When I came to accept my sexuality, I didn’t see how one couldn’t throw the baby out with the bathwater. If Catholic social teachings weren’t true, why would the institution have credibility on other topics? Why should I believe any of the things I had taken on the Church’s authority?
The pendulum swung in the other direction, and I went from being a hard-nosed Catholic to an extreme secularist. I remember reading about how the French, hoping to cleanse society of all religious influence during the French Revolution, renamed the months of the calendar year, and thinking it was a good idea. I thought Christmas displays were an affront to democracy, and a violation of the separation of church and state. I’d make a big deal about going to Catholic weddings without a guarantee that the priest would not talk about “man and woman” coming together.
My most rabidly secular self would have set the Christmas tree on fire at our yearly family gathering and lectured my relatives about how religious teaching amounted to child abuse and indoctrination, all while the kids cried as they watched their presents went up in flames.
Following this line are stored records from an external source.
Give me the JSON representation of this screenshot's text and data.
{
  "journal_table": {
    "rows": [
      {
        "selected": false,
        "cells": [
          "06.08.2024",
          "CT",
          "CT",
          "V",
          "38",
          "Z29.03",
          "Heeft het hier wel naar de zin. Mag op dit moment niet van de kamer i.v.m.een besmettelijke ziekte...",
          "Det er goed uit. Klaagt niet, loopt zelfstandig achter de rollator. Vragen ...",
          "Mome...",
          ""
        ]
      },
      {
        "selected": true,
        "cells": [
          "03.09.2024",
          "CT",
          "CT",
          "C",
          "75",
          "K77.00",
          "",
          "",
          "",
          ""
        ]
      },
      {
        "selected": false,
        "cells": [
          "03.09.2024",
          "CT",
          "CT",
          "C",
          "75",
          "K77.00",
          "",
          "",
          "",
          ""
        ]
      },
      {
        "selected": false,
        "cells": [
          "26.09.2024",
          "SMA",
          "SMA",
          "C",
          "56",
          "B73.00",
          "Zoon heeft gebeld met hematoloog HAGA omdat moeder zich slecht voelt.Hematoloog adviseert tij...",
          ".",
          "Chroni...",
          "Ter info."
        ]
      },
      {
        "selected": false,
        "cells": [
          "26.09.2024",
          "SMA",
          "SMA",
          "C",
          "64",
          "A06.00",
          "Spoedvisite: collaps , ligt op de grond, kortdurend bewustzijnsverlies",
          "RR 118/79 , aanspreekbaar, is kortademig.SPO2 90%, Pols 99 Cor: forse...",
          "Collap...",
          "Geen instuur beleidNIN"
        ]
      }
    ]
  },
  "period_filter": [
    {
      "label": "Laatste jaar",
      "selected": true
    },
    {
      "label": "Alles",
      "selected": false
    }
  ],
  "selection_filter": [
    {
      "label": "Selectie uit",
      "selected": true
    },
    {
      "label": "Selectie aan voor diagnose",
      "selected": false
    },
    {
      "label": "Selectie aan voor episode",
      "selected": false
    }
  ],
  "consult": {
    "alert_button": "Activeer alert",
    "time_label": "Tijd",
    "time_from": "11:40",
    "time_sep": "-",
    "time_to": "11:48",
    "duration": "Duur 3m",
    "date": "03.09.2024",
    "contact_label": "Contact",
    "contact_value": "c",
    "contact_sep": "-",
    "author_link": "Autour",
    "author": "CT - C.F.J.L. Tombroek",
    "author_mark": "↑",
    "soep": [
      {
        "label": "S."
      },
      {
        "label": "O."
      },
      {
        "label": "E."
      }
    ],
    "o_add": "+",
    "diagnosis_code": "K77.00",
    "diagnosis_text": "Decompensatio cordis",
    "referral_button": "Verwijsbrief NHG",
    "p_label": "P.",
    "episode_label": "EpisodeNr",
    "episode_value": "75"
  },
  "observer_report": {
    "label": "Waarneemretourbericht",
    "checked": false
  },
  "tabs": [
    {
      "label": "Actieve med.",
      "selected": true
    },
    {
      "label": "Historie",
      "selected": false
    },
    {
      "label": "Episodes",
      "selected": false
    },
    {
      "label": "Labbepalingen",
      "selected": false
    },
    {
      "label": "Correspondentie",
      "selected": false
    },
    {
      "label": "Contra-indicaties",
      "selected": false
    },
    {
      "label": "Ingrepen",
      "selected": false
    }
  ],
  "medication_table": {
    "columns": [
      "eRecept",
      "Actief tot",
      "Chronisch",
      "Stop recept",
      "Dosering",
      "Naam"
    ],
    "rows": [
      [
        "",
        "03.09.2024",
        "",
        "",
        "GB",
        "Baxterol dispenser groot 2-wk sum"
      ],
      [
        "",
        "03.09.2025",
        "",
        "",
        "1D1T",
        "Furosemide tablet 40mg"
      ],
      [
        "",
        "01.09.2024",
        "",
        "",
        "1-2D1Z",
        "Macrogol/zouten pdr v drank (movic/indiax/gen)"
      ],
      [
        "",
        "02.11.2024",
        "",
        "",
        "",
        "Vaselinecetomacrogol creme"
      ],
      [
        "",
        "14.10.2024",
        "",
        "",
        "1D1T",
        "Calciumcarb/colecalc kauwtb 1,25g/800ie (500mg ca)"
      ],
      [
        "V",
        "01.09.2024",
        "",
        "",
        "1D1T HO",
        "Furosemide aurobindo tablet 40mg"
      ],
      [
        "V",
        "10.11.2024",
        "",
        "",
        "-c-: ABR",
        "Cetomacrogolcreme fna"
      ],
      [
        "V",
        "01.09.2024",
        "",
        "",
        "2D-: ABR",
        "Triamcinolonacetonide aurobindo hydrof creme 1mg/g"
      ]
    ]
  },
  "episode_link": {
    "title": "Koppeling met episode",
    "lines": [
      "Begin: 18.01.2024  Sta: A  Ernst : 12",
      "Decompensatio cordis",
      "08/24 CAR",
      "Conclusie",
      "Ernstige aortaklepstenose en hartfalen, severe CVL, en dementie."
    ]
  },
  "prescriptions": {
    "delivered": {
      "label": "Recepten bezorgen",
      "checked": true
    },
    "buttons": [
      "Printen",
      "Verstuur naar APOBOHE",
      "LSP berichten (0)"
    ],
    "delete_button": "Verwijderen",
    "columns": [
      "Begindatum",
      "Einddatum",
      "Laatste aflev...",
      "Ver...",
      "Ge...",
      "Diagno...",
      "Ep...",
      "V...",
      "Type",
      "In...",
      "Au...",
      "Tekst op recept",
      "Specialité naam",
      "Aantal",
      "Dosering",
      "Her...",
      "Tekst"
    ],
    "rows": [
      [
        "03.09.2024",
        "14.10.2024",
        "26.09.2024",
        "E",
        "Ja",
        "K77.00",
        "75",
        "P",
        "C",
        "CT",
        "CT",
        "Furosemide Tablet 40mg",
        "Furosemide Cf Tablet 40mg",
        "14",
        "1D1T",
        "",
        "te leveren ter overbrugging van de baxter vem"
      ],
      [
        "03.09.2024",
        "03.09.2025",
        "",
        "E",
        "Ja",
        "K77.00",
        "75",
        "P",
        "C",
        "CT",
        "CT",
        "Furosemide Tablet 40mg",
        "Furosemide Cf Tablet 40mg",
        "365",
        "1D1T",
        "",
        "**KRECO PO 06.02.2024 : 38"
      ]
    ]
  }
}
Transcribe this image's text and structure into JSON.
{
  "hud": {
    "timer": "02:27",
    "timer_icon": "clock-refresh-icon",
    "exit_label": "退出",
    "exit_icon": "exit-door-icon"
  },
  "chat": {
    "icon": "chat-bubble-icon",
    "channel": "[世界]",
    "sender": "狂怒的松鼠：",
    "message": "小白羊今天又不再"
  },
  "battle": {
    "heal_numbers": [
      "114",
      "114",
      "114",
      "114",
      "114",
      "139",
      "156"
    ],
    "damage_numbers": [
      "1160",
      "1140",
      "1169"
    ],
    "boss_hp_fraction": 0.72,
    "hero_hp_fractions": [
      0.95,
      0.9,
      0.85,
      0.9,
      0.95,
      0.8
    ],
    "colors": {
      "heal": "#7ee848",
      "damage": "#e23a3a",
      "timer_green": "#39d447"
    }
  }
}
I still make a big deal about going to weddings where the priest might offend me, but as I’ve become more secure in my sexuality, I’ve lightened up on Christmas displays. They aren’t necessarily there to oppress me or transport me back to my closeted high-school self. As long as other religious traditions are allowed to put up religious symbols as well, I’m willing to learn to live with them.
You might compare my feelings about Christmas to the feeling one might get from opening a time capsule from your worst relationship — like rereading a Valentine’s Day letter from your worst relationship, the experience is tinged with both nostalgia and resentment. I have similar feelings when I come across a nativity scene, and the feelings are less strong every year.